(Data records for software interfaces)
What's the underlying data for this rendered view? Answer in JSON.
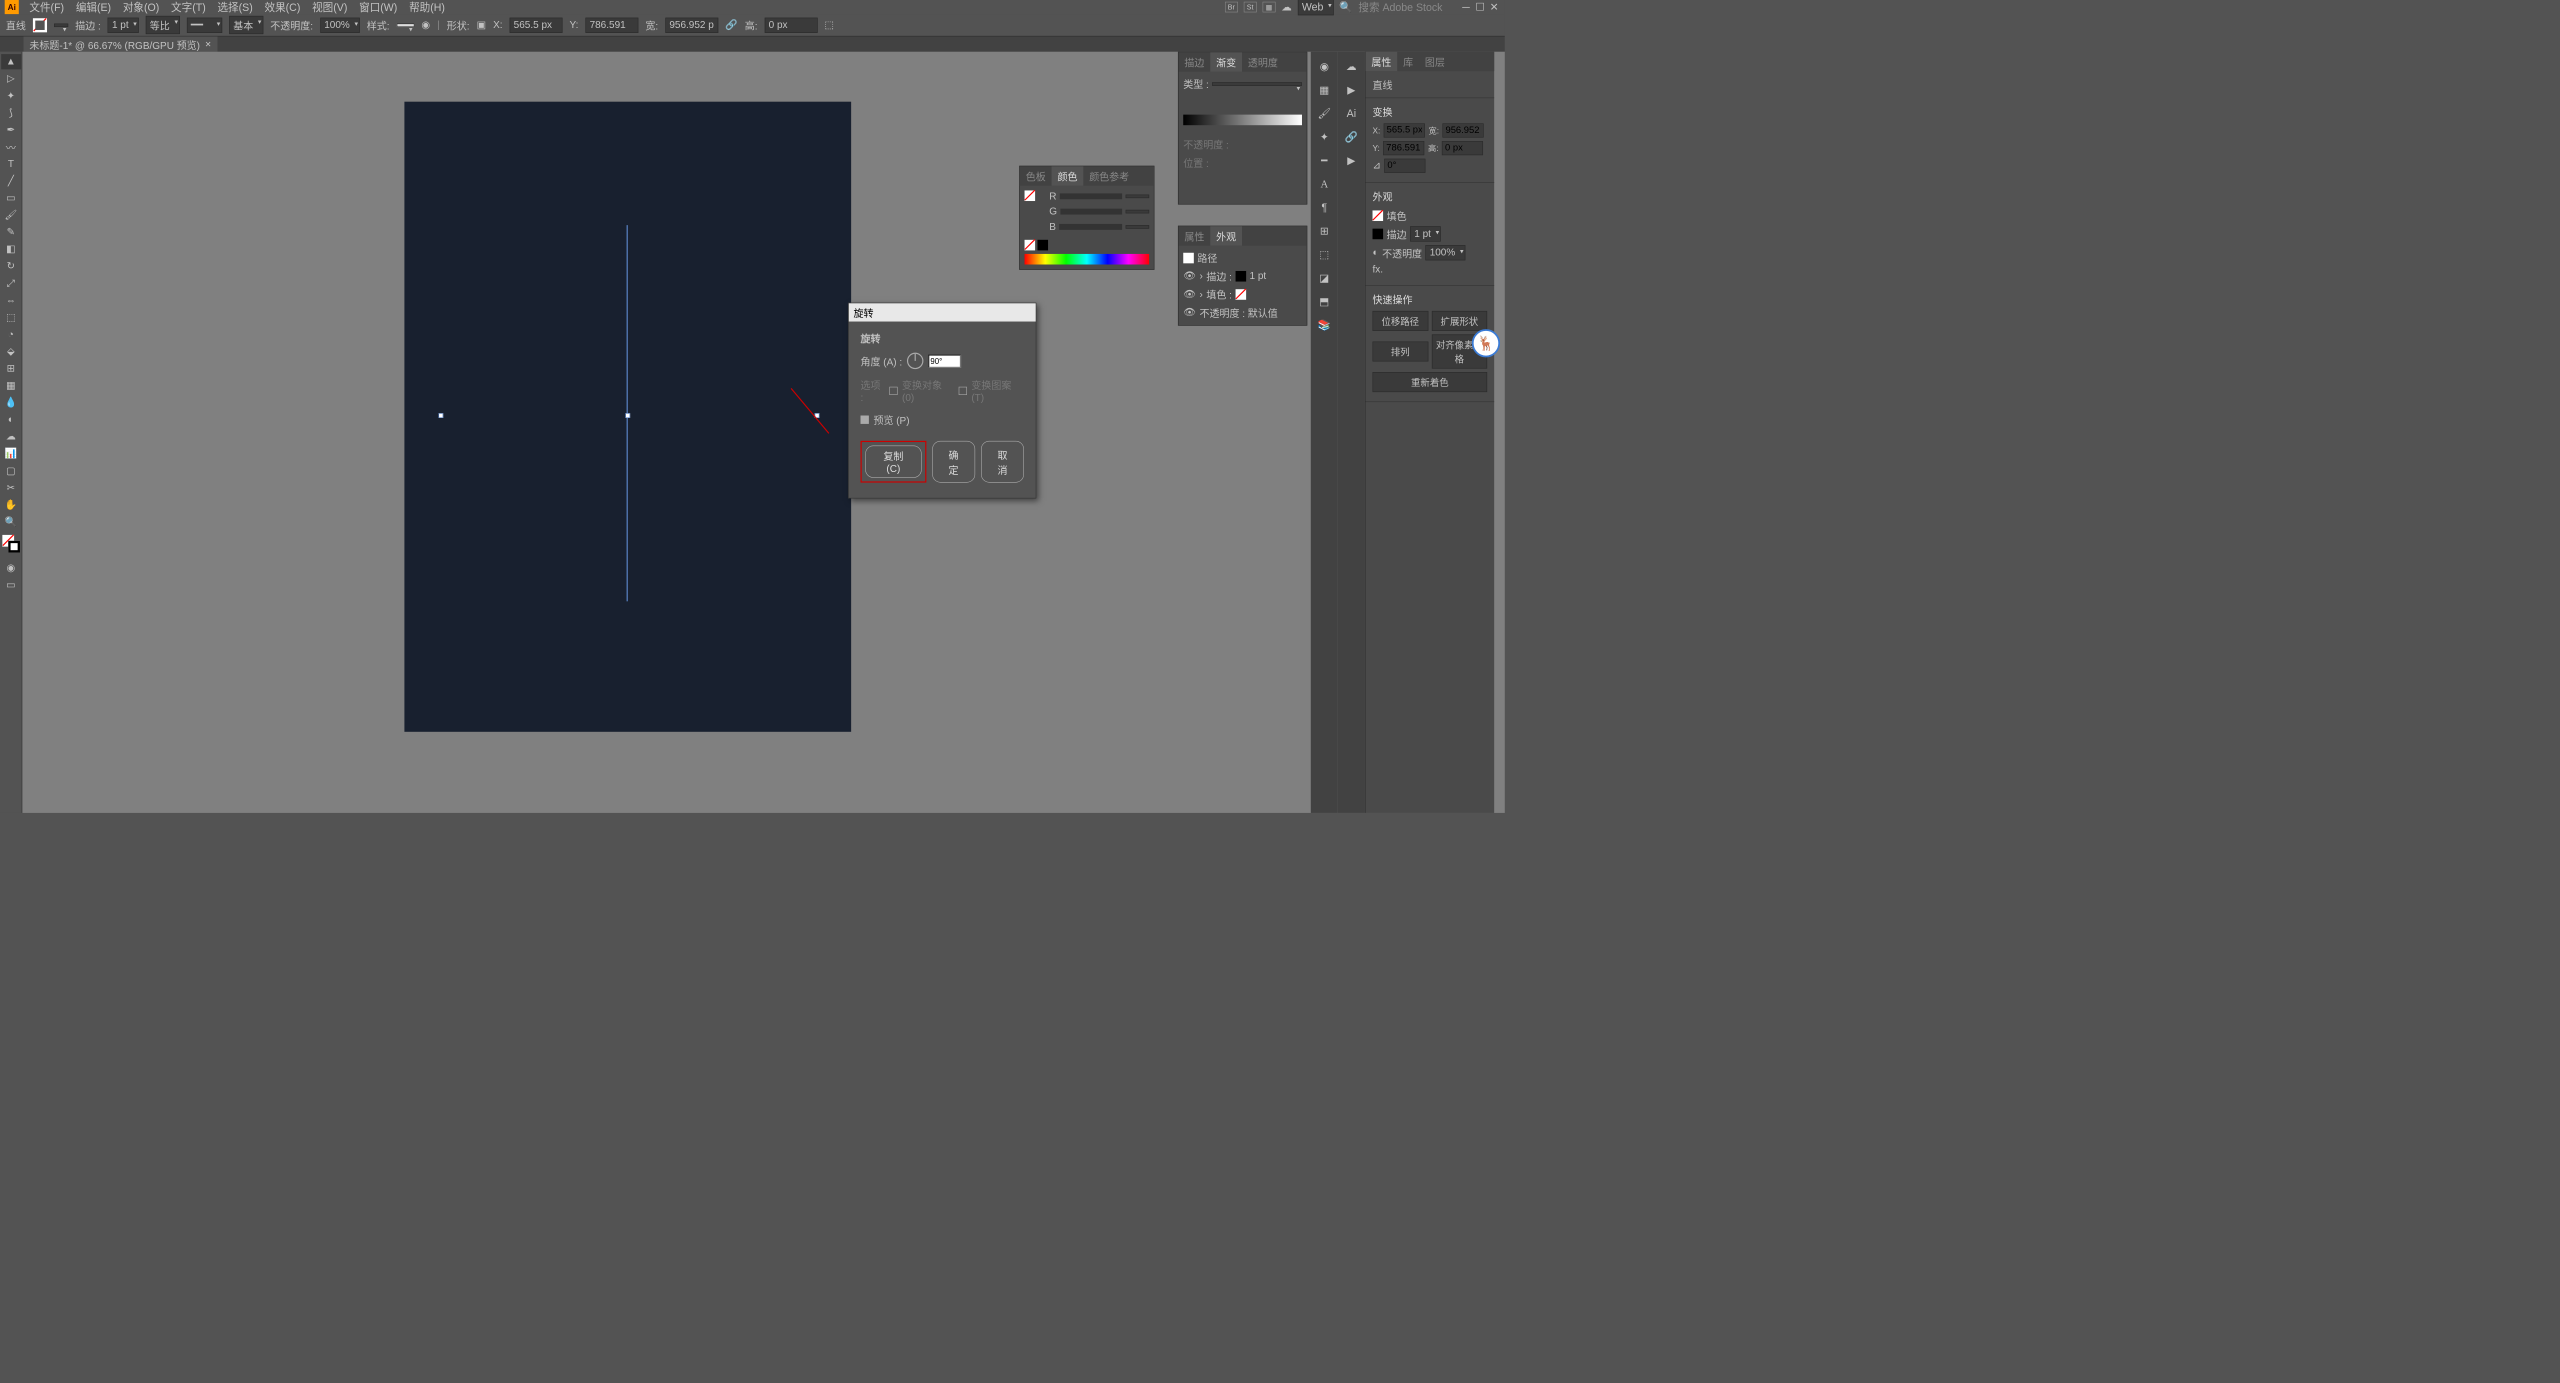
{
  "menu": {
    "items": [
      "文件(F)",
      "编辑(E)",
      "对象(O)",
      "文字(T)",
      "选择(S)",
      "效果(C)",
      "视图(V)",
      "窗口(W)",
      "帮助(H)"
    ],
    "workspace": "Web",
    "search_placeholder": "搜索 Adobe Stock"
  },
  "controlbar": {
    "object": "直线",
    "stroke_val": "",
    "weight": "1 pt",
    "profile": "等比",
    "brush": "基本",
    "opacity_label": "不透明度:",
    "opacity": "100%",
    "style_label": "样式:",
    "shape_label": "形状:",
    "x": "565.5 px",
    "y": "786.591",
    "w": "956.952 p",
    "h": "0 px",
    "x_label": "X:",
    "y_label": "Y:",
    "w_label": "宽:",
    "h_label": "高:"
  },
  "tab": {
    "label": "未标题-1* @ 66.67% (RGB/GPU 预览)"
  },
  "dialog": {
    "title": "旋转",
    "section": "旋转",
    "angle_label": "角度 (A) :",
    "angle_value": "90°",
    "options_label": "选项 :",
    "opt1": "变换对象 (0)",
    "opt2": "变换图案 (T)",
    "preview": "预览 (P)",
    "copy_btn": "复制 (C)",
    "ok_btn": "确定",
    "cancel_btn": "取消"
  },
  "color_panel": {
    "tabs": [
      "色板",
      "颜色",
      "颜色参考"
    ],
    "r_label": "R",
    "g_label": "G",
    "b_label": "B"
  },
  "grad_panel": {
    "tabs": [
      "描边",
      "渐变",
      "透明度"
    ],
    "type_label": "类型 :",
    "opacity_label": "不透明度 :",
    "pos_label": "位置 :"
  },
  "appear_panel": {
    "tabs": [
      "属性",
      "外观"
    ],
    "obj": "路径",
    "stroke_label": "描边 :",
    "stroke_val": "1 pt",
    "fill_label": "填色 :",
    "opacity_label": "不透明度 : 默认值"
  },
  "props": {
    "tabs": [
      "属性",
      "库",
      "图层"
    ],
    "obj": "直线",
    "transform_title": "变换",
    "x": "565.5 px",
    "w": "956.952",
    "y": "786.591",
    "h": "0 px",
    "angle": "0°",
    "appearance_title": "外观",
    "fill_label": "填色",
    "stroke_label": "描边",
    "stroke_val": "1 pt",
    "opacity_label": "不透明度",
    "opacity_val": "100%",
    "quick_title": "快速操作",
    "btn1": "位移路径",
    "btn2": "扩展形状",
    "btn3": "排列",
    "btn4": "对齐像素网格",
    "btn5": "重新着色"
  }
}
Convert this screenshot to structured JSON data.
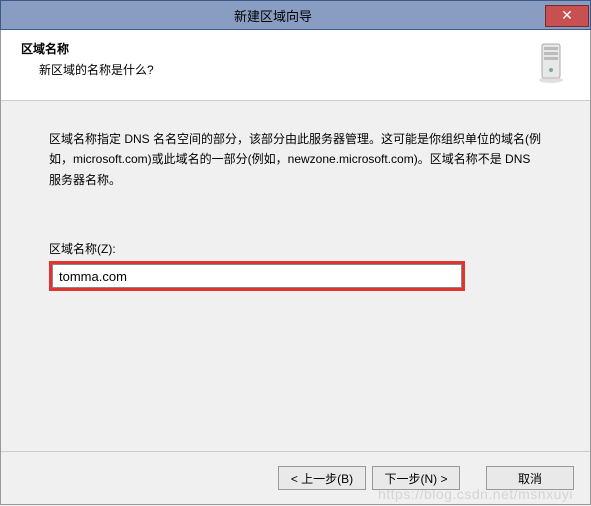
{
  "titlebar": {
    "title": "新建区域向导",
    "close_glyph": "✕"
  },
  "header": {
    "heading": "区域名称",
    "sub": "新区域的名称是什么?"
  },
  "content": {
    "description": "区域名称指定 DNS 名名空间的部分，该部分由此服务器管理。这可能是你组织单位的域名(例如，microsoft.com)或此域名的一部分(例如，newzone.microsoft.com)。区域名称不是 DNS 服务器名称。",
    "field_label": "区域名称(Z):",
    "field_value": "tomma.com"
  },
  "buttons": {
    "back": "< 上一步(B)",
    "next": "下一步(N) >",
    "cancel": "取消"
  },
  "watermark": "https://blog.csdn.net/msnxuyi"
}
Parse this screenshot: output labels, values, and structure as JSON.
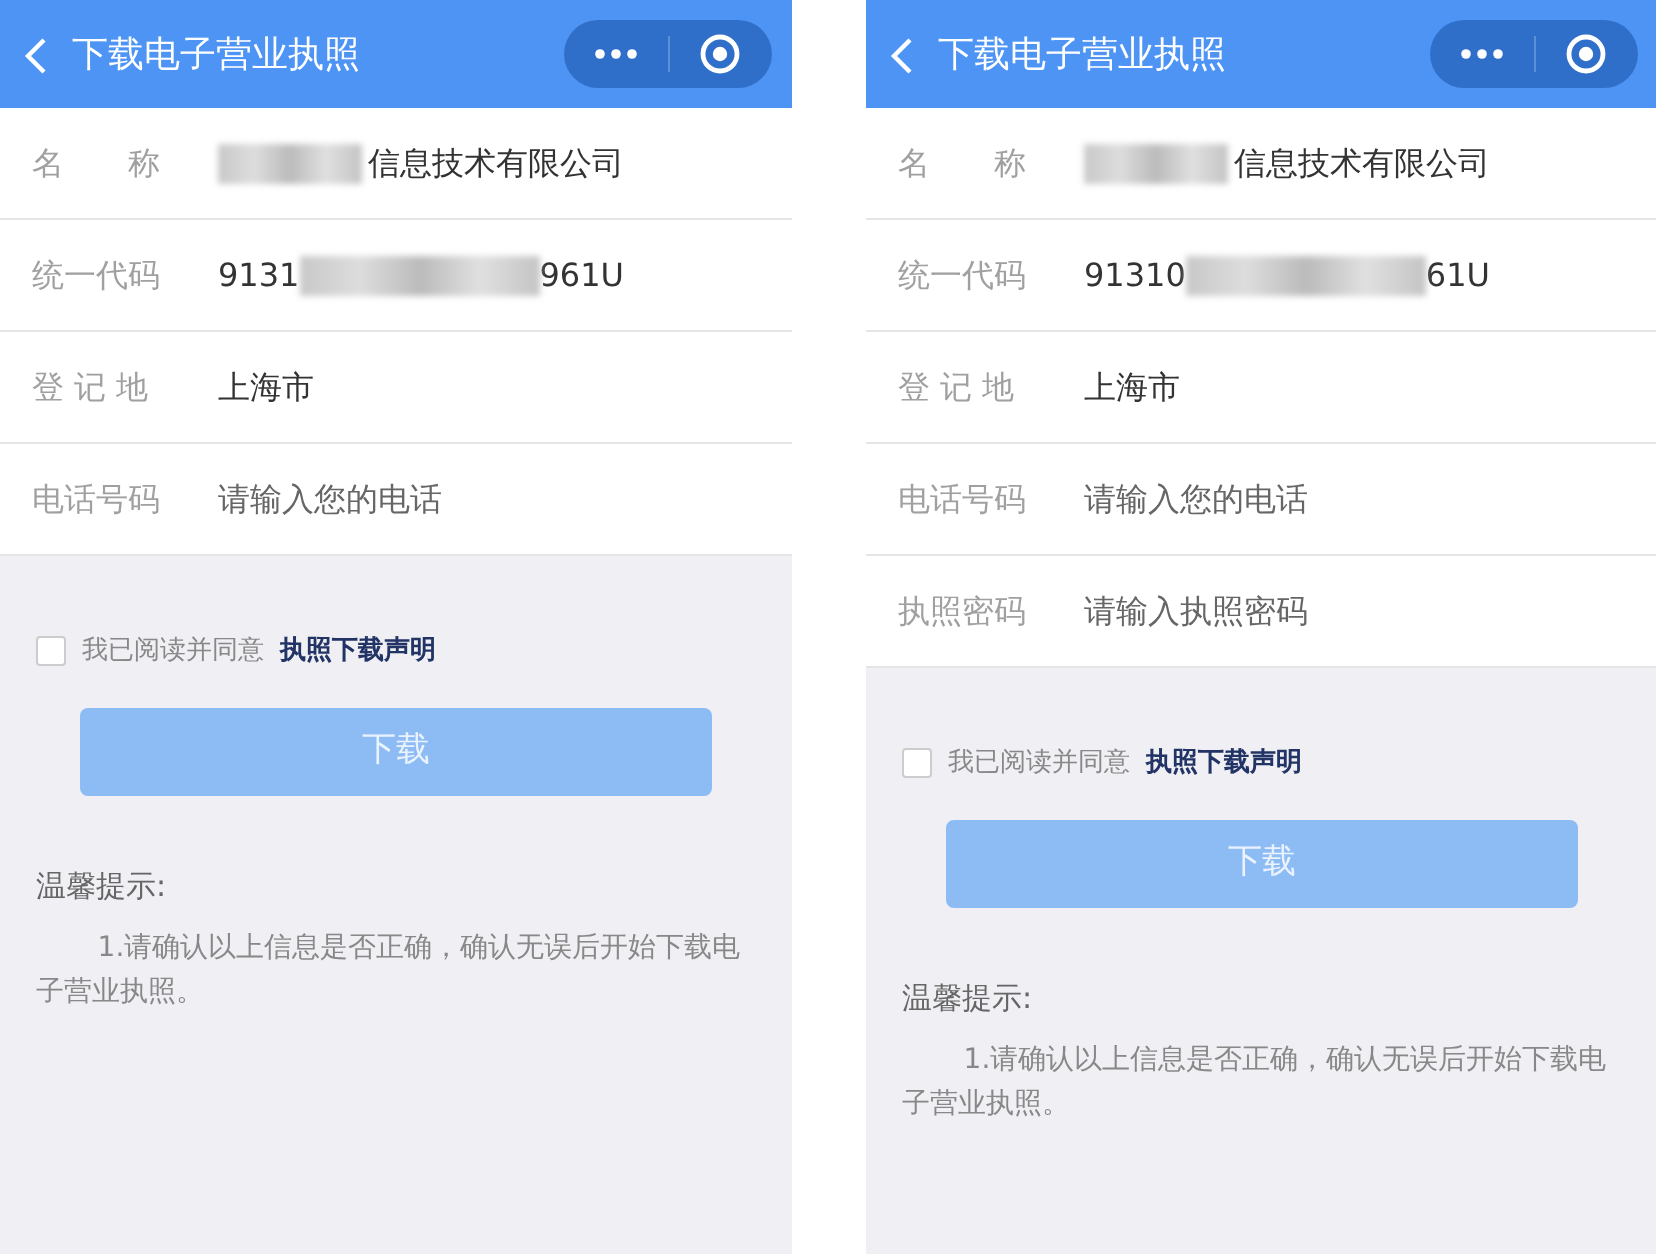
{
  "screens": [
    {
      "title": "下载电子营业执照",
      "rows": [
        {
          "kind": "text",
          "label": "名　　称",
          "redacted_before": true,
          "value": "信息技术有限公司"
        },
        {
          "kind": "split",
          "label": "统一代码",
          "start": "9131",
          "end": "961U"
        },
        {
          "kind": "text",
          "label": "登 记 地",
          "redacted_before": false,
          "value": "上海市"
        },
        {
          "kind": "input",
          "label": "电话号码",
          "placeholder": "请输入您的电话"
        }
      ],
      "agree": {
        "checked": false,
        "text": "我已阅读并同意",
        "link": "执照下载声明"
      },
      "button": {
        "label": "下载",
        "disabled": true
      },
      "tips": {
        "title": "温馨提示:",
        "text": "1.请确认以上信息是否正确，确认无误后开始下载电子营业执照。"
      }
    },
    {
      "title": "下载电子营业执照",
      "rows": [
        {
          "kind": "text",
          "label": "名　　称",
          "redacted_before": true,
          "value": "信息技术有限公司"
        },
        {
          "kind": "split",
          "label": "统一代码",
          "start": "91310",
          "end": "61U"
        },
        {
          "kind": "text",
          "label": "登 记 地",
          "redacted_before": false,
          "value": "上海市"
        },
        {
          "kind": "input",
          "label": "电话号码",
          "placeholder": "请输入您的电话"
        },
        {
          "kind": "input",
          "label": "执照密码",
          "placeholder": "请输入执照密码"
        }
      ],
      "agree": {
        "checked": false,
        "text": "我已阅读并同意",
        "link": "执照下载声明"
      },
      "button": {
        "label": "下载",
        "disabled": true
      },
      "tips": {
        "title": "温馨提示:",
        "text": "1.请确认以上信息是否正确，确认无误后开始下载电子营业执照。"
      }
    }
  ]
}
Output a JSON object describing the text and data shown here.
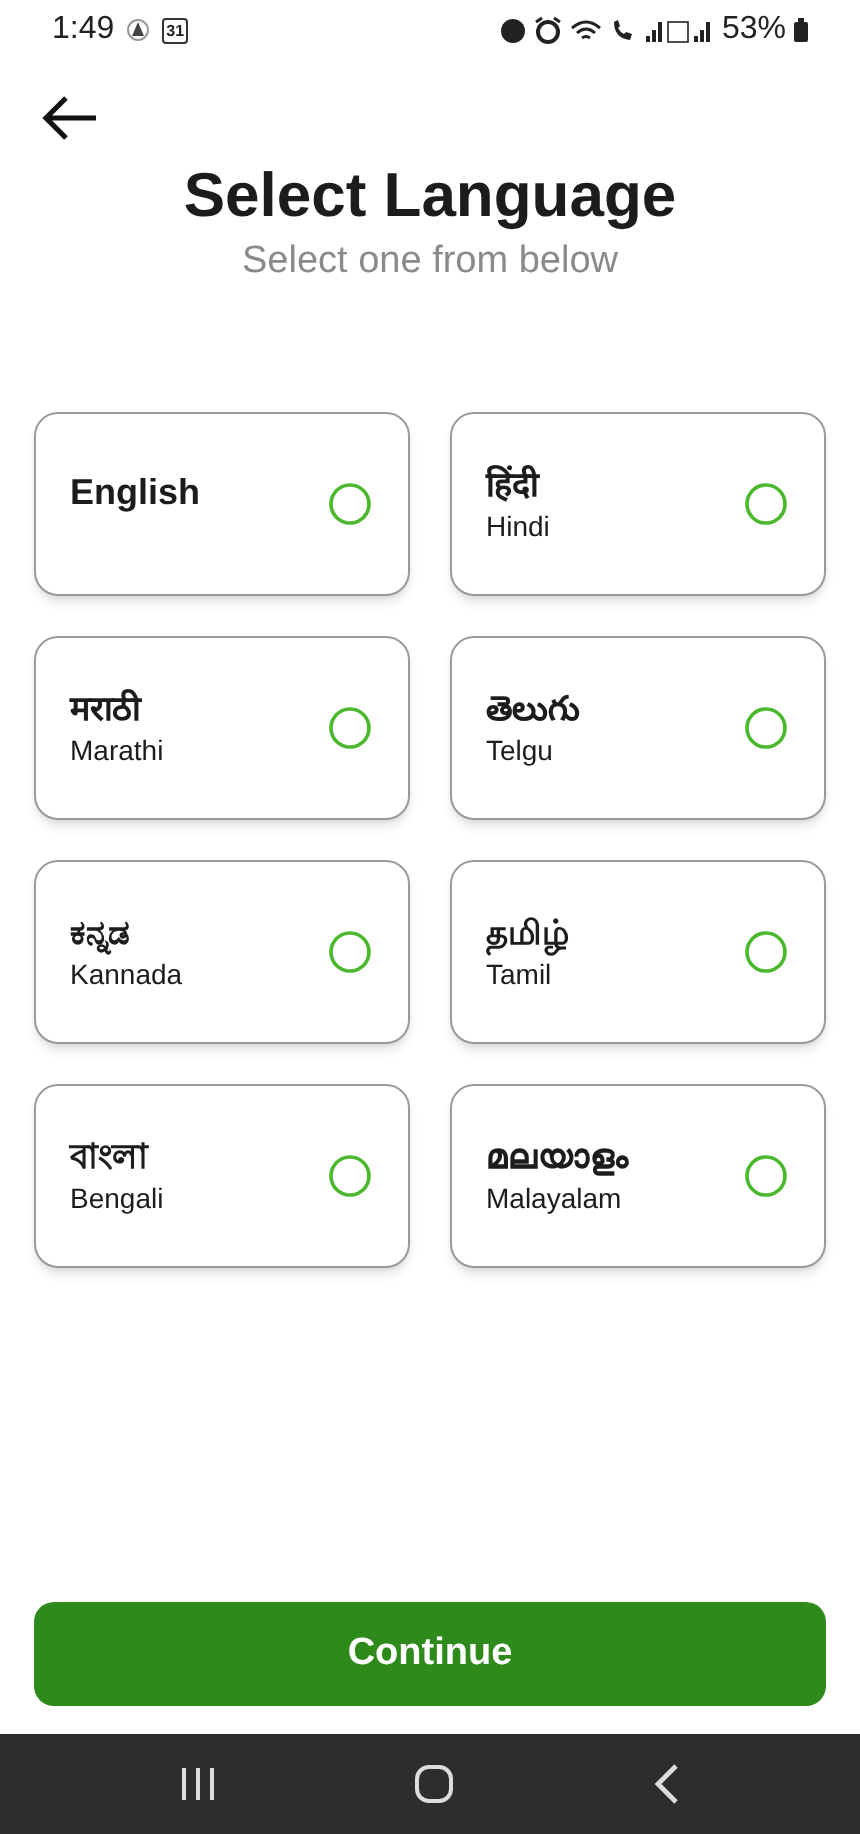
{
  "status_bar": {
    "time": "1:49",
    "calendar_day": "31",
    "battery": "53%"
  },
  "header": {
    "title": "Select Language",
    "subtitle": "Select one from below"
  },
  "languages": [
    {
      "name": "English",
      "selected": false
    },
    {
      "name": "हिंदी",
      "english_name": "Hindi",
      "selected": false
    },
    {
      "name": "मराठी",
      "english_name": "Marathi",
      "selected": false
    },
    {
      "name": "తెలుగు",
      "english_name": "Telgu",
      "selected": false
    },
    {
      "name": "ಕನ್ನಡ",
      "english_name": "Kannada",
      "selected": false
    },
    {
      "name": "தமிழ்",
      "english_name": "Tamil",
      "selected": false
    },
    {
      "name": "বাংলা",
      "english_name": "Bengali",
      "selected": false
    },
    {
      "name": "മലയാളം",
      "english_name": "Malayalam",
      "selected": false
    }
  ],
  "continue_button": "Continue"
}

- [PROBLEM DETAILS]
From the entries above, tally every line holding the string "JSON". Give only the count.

- [WRITTEN RESPONSE]
4